subtypes without writing the case for each type separately. Now, this function sort of does exist, only it’s not declared as such, which makes using it impossible, and forces us to write separate functions for separate number types, which is indeed a pity. I suppose the reason is that the normal number types are “primitive” (a notion often claimed to be an implementation detail rather than part of the design of Kotlin, but it seems to have leaked into the language itself in several places), meaning they don’t get compiled as references but as primitive types on the various underlying platforms, and having the basic operations be virtual method calls would force boxing them and would make basic arithmetic so much less efficient. But it does seem plausible that the compiler could optimise that, at the very least for
``inline``
functions with a
``reified``
type parameter. I think it would be a blessed addition to the language!
By the way, the situation is similar with the various
``List``
-like types, including arrays and primitive arrays. And the standard library indeed contains extremely many functions which are duplicated for the various types. The way they go about it there is that the code is written once using a DSL and then from that the various copies are generated automatically (not by the compiler, but in a separate step), but it’s not ideal. It would be very nice to be able to write such functionality once (and in pure Kotlin, rather than a DSL built for that) and have it optimised for the different types by the compiler itself.
s

Sam Stone

08/23/2022, 4:20 AM
@Roukanken firstly, that assumes that my input can be within the range
``Int.MIN_VALUE..MAX_VALUE``

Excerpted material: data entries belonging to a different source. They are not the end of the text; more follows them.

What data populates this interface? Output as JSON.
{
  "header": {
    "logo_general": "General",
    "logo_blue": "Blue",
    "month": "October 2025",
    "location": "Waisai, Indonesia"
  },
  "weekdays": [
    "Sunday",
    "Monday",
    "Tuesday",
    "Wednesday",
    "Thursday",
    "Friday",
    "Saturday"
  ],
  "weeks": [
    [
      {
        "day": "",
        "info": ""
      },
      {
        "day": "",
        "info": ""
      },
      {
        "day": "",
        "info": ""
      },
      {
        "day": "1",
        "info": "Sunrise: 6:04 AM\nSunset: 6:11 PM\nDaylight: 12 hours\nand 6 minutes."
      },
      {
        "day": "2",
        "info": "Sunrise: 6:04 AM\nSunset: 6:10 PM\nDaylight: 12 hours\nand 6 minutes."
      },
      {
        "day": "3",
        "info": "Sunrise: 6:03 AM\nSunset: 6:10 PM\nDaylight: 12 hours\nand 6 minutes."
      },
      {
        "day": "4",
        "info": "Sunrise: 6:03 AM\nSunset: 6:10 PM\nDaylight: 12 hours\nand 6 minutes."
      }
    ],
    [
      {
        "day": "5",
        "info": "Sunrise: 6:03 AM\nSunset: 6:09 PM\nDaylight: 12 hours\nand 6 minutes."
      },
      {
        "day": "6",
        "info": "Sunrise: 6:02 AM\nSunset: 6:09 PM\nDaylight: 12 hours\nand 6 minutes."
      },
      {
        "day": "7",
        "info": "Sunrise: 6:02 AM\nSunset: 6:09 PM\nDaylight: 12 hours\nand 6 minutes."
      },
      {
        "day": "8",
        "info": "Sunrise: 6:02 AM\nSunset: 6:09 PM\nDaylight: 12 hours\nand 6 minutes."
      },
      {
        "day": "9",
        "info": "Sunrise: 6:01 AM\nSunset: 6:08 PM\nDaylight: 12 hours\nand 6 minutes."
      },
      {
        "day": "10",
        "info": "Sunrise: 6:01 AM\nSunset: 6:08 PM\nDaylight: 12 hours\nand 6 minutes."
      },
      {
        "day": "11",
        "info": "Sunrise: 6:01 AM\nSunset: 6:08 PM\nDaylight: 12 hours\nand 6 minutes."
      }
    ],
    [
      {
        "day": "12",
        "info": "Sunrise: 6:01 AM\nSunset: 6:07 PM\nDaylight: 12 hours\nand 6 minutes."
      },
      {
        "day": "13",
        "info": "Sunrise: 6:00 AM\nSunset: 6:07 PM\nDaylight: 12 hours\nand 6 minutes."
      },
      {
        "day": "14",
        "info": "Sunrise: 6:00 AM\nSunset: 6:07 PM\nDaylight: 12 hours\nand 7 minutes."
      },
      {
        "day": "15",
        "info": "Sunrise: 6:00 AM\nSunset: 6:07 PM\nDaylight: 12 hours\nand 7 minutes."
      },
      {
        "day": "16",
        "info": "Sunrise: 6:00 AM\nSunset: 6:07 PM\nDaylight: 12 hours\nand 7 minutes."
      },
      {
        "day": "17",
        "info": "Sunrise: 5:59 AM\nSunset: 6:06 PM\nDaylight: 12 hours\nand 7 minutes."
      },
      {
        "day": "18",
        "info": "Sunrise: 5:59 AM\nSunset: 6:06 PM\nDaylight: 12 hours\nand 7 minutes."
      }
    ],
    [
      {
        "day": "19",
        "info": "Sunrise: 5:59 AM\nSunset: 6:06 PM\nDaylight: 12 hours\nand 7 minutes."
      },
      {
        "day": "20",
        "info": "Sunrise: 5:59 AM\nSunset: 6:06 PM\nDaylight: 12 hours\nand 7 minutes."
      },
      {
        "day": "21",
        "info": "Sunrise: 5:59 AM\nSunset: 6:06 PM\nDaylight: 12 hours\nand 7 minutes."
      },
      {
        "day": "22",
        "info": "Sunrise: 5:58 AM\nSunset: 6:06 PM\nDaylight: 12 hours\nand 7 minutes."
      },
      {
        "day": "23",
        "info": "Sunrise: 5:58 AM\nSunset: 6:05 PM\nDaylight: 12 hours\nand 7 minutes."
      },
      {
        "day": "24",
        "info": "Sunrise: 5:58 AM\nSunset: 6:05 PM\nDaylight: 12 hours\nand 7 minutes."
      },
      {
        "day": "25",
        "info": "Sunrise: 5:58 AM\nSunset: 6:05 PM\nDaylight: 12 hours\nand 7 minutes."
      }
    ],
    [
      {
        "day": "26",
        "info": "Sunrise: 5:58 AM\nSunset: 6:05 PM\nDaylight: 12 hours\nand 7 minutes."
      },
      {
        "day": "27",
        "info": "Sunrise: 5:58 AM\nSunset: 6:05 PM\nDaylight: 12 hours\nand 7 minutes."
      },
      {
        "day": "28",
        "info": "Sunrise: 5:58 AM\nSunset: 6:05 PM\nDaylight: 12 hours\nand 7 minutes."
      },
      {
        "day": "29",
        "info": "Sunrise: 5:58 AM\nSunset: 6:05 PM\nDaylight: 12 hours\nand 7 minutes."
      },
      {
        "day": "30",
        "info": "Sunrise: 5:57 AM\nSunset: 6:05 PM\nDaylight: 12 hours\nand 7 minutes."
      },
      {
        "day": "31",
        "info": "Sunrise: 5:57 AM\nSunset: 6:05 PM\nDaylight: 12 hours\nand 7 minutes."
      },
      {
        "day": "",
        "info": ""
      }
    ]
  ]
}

- it is possible that I can guarantee that it won't, in which case your point is moot and the redundancy returns. And even if that was the domain, part of writing the function would be planning for those edge cases, just like any other function. The solution is not necessarily to write another function - much less to write the same exact function with the types and a line or two changed.